SPOKANE, WASH. - The state of Washington is shaping up to be a major player in the upcoming 2000 elections.

A swing state in the presidential race, the Senate race between incumbent Republican Sen. Slade Gorton and former Democratic Rep. Maria Cantwell is also turning out to be a squeaker.

On top of that, the 5th District Congressional race between Spokane lawyer and Democrat Tom Keefe and incumbent Republican George R. Nethercutt Jr. has been listed as one of the top 32 competitive races in the country by the National Journal's "House Race Hotline."

As far as Indian country is concerned it's definitely a race to watch.

A life-long advocate and champion of tribal sovereignty, Keefe defended Indian treaty rights in state courts and served as an appellate court judge for the Northwest Intertribal Court System. Married to Jo Anne Kauffman, a Nez Perce tribal member and health services specialist, Keefe and his family lived for five years on the Nez Perce reservation before moving back to Washington.

In Spokane, Keefe and his wife formed a legal-consulting firm, Kauffman and Associates, specializing in Indian health issues and services.

Although he served as counsel to Seattle's mayor, legislative director to former U.S. Sen. Warren Magnuson and counsel to former U.S. Sen. Brock Adams, Keefe never ran for public office. After looking at the 5th District race and Nethercutt's voting record in vital areas concerning tribes - including twice voting for amendments introduced by Rep. Ernest Istook, R- Okla., inhibiting transfer of federal lands into tribal trust - he said he considered running.

At his wife's urging he stepped into the Democratic ring in June.

"I've gone through my life standing up and speaking out for people who need a voice. I'm not afraid to fight the powers. And I'm not afraid to take long shot causes. And I think people appreciate that ... ."

Although the race started out as a long shot, it can hardly be called that anymore. There has been no hard polling by independent research groups, but polls conducted by independent research organizations hired by the candidates' campaign offices indicate a surprisingly close race.

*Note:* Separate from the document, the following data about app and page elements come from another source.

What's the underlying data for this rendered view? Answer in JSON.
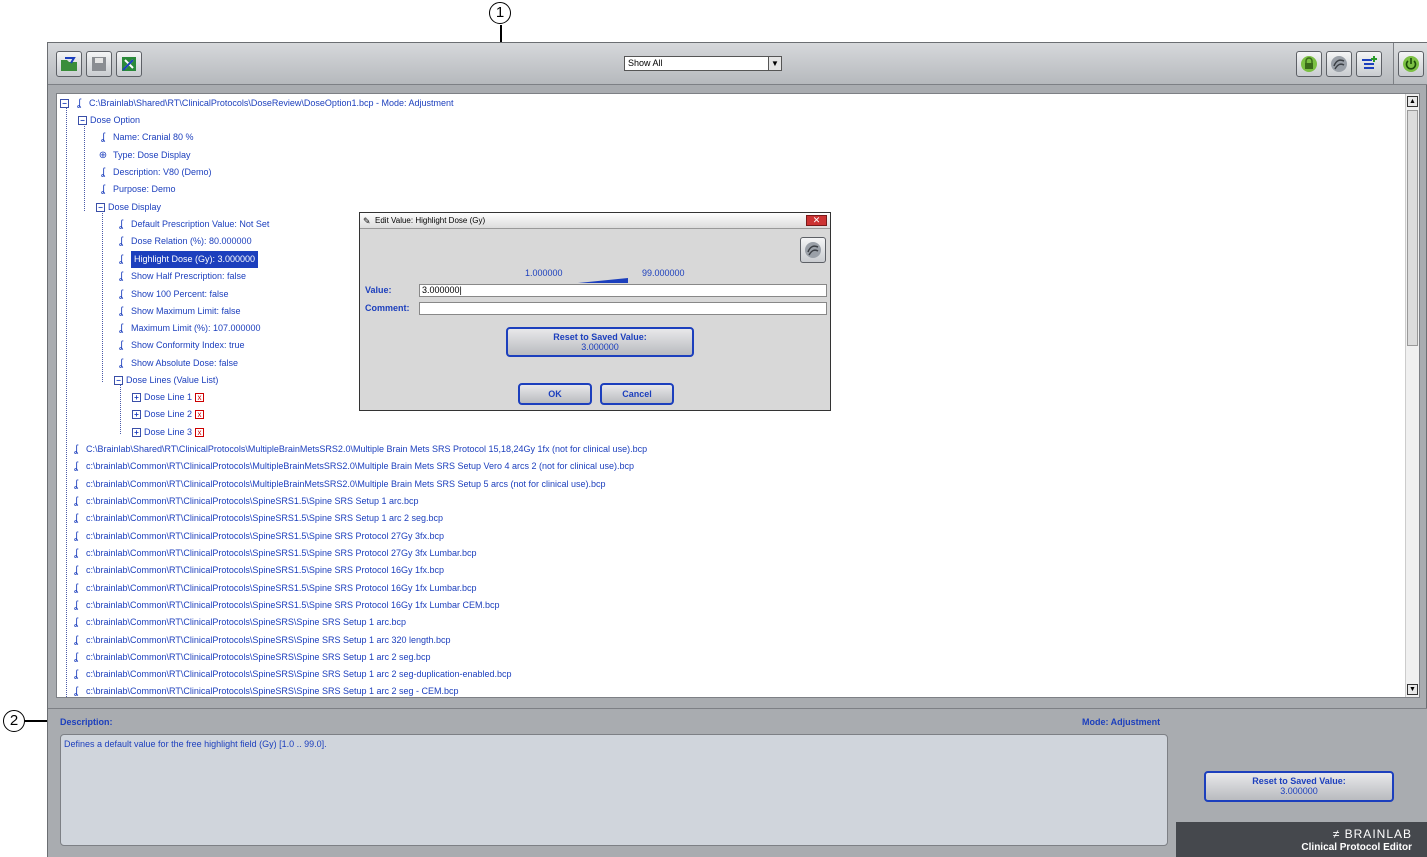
{
  "callouts": {
    "one": "1",
    "two": "2"
  },
  "toolbar": {
    "filter_value": "Show All",
    "filter_arrow": "▼"
  },
  "tree": {
    "root_path": "C:\\Brainlab\\Shared\\RT\\ClinicalProtocols\\DoseReview\\DoseOption1.bcp - Mode: Adjustment",
    "dose_option": "Dose Option",
    "name": "Name: Cranial 80 %",
    "type": "Type: Dose Display",
    "description": "Description: V80 (Demo)",
    "purpose": "Purpose: Demo",
    "dose_display": "Dose Display",
    "default_prescription": "Default Prescription Value: Not Set",
    "dose_relation": "Dose Relation (%): 80.000000",
    "highlight_dose": "Highlight Dose (Gy): 3.000000",
    "show_half": "Show Half Prescription: false",
    "show_100": "Show 100 Percent: false",
    "show_max": "Show Maximum Limit: false",
    "max_limit": "Maximum Limit (%): 107.000000",
    "show_conformity": "Show Conformity Index: true",
    "show_absolute": "Show Absolute Dose: false",
    "dose_lines": "Dose Lines (Value List)",
    "dose_line_1": "Dose Line 1",
    "dose_line_2": "Dose Line 2",
    "dose_line_3": "Dose Line 3",
    "files": [
      "C:\\Brainlab\\Shared\\RT\\ClinicalProtocols\\MultipleBrainMetsSRS2.0\\Multiple Brain Mets SRS Protocol 15,18,24Gy 1fx (not for clinical use).bcp",
      "c:\\brainlab\\Common\\RT\\ClinicalProtocols\\MultipleBrainMetsSRS2.0\\Multiple Brain Mets SRS Setup Vero 4 arcs 2 (not for clinical use).bcp",
      "c:\\brainlab\\Common\\RT\\ClinicalProtocols\\MultipleBrainMetsSRS2.0\\Multiple Brain Mets SRS Setup 5 arcs (not for clinical use).bcp",
      "c:\\brainlab\\Common\\RT\\ClinicalProtocols\\SpineSRS1.5\\Spine SRS Setup 1 arc.bcp",
      "c:\\brainlab\\Common\\RT\\ClinicalProtocols\\SpineSRS1.5\\Spine SRS Setup 1 arc 2 seg.bcp",
      "c:\\brainlab\\Common\\RT\\ClinicalProtocols\\SpineSRS1.5\\Spine SRS Protocol 27Gy 3fx.bcp",
      "c:\\brainlab\\Common\\RT\\ClinicalProtocols\\SpineSRS1.5\\Spine SRS Protocol 27Gy 3fx Lumbar.bcp",
      "c:\\brainlab\\Common\\RT\\ClinicalProtocols\\SpineSRS1.5\\Spine SRS Protocol 16Gy 1fx.bcp",
      "c:\\brainlab\\Common\\RT\\ClinicalProtocols\\SpineSRS1.5\\Spine SRS Protocol 16Gy 1fx Lumbar.bcp",
      "c:\\brainlab\\Common\\RT\\ClinicalProtocols\\SpineSRS1.5\\Spine SRS Protocol 16Gy 1fx Lumbar CEM.bcp",
      "c:\\brainlab\\Common\\RT\\ClinicalProtocols\\SpineSRS\\Spine SRS Setup 1 arc.bcp",
      "c:\\brainlab\\Common\\RT\\ClinicalProtocols\\SpineSRS\\Spine SRS Setup 1 arc 320 length.bcp",
      "c:\\brainlab\\Common\\RT\\ClinicalProtocols\\SpineSRS\\Spine SRS Setup 1 arc 2 seg.bcp",
      "c:\\brainlab\\Common\\RT\\ClinicalProtocols\\SpineSRS\\Spine SRS Setup 1 arc 2 seg-duplication-enabled.bcp",
      "c:\\brainlab\\Common\\RT\\ClinicalProtocols\\SpineSRS\\Spine SRS Setup 1 arc 2 seg - CEM.bcp"
    ]
  },
  "dialog": {
    "title": "Edit Value: Highlight Dose (Gy)",
    "range_min": "1.000000",
    "range_max": "99.000000",
    "value_label": "Value:",
    "value": "3.000000",
    "comment_label": "Comment:",
    "comment": "",
    "reset_label": "Reset to Saved Value:",
    "reset_value": "3.000000",
    "ok": "OK",
    "cancel": "Cancel",
    "close": "✕"
  },
  "bottom": {
    "description_label": "Description:",
    "mode_label": "Mode: Adjustment",
    "description_text": "Defines a default value for the free highlight field (Gy) [1.0 .. 99.0].",
    "reset_label": "Reset to Saved Value:",
    "reset_value": "3.000000"
  },
  "brand": {
    "logo": "BRAINLAB",
    "product": "Clinical Protocol Editor"
  },
  "colors": {
    "accent": "#1c3fbd",
    "frame": "#a9acb0",
    "brand_bg": "#45484d"
  }
}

Despite some votes in his record to the contrary, Nethercutt maintains he is a steadfast supporter of tribal sovereignty and treaty rights. He said he is proud of his record in helping increase appropriations for Indian Health Services. He recently introduced an amendment to add $22 million to Indian Health Services. He has also encouraged increases for Type II diabetes study and treatment to the tune of $50 million a year to $100 million a year for the next five years.

"We're working real hard to get more money into the system," Nethercutt says. "We've got ... a corresponding dental problem with people who have diabetes and so we've put in an $11 million increase in the dental program to help with that situation.

"My record shows my commitment to tribal sovereignty. And I think that's why the Spokane have endorsed me and been so kind to me. And I just received a blanket from the Kalispels earlier this summer that says, 'To George Nethercutt, a friend of Indian Country.' And I'm proud of that."

But so far, many tribes around the nation remain unconvinced that Nethercutt's their man. Thirty-seven tribes, including the Tulalip, the Winnebago Tribe of Nebraska, the Seneca Cayuga Tribe of Oklahoma, the Mississippi Band of Choctaw Indians and the Menominee Tribe contributed to Keefe's campaign and endorsed his positions. Wilma Mankiller, LaDonna Harris and Georgia George contacted tribal leaders throughout the country, urging them to support Keefe in his race.

When Keefe opened his campaign to the beat of the Nez Perce drums and the words of an ancient warrior's song, little did he know just how much excitement his race was going to generate. If he wins, it will be a major victory for the Democratic party looking for majority seats in the House. It will be an equal victory for tribes and their political supporters.

"I remember 20 years ago Billy Frank told me when I came back from Washington (D.C.) to stay away from Indian treaty rights because if I was identified with them, I would never have a political career in Washington state," says Keefe. "So I was just honored to know that I could be a candidate for Congress and not hide the fact that I do believe our federal government ought to respect its constitutionally-based treaty obligations."